━━━━━ DATA FOR THE TASK

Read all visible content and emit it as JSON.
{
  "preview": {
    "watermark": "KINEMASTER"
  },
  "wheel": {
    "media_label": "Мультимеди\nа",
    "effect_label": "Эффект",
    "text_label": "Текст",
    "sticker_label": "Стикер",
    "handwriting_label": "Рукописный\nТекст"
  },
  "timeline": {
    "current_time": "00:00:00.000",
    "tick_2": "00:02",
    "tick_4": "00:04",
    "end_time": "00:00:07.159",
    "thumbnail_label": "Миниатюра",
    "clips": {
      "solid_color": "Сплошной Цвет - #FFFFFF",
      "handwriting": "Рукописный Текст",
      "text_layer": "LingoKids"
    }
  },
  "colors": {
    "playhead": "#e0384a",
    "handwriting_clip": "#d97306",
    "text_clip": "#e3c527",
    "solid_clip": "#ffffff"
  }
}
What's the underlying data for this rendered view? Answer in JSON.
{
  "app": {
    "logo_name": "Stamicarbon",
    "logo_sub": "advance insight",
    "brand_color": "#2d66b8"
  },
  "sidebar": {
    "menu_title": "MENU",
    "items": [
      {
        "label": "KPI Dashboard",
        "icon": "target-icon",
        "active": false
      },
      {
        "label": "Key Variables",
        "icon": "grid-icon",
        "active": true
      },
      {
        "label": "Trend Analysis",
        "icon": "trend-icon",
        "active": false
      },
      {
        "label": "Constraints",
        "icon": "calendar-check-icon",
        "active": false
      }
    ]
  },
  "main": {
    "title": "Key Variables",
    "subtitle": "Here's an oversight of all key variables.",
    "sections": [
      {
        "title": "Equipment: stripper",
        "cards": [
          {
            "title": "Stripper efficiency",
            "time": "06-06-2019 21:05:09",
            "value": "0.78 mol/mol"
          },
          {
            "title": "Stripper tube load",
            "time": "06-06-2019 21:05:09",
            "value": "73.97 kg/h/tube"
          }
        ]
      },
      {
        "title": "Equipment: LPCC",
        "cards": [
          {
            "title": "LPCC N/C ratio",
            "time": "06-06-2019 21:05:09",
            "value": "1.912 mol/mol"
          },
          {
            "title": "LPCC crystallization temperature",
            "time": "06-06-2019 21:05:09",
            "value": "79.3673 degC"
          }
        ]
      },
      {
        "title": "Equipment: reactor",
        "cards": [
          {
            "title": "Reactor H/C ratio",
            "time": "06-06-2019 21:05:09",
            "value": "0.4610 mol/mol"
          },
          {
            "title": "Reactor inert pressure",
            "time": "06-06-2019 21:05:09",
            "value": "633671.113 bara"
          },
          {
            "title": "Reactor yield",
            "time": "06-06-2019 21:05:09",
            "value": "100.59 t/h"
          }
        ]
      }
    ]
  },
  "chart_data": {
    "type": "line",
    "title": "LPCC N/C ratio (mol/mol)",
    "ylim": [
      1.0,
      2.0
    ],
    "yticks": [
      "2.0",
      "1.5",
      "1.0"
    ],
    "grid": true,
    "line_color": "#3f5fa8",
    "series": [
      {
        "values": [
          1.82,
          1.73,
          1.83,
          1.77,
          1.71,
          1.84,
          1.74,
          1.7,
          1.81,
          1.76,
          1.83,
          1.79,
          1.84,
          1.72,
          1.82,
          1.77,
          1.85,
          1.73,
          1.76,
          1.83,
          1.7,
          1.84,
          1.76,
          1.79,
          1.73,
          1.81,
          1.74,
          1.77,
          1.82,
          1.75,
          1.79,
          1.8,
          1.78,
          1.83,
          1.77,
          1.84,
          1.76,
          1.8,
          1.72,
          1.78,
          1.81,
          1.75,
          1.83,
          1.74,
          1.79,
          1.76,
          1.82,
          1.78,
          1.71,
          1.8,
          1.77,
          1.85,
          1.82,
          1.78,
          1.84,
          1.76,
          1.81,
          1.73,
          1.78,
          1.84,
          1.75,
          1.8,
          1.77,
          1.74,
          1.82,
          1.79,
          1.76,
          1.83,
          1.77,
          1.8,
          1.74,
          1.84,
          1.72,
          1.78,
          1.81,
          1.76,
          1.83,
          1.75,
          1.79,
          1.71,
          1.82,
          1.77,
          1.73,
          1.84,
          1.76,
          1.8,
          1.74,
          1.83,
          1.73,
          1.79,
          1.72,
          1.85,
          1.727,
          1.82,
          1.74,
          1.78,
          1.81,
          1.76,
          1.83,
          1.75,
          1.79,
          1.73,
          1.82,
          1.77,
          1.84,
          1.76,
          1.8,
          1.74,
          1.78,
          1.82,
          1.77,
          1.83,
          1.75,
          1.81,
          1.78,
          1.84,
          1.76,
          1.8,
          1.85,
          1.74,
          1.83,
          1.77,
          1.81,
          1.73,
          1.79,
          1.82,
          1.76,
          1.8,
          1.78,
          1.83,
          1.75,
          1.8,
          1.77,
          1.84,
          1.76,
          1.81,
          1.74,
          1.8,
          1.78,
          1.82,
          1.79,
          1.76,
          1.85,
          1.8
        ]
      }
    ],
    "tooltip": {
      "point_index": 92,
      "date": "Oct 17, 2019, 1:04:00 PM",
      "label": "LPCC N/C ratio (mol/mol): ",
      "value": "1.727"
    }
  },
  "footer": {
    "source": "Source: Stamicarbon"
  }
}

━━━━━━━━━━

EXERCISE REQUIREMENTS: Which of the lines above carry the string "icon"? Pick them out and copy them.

ANSWER TO THE EXERCISE:
        "icon": "target-icon",
        "icon": "grid-icon",
        "icon": "trend-icon",
        "icon": "calendar-check-icon",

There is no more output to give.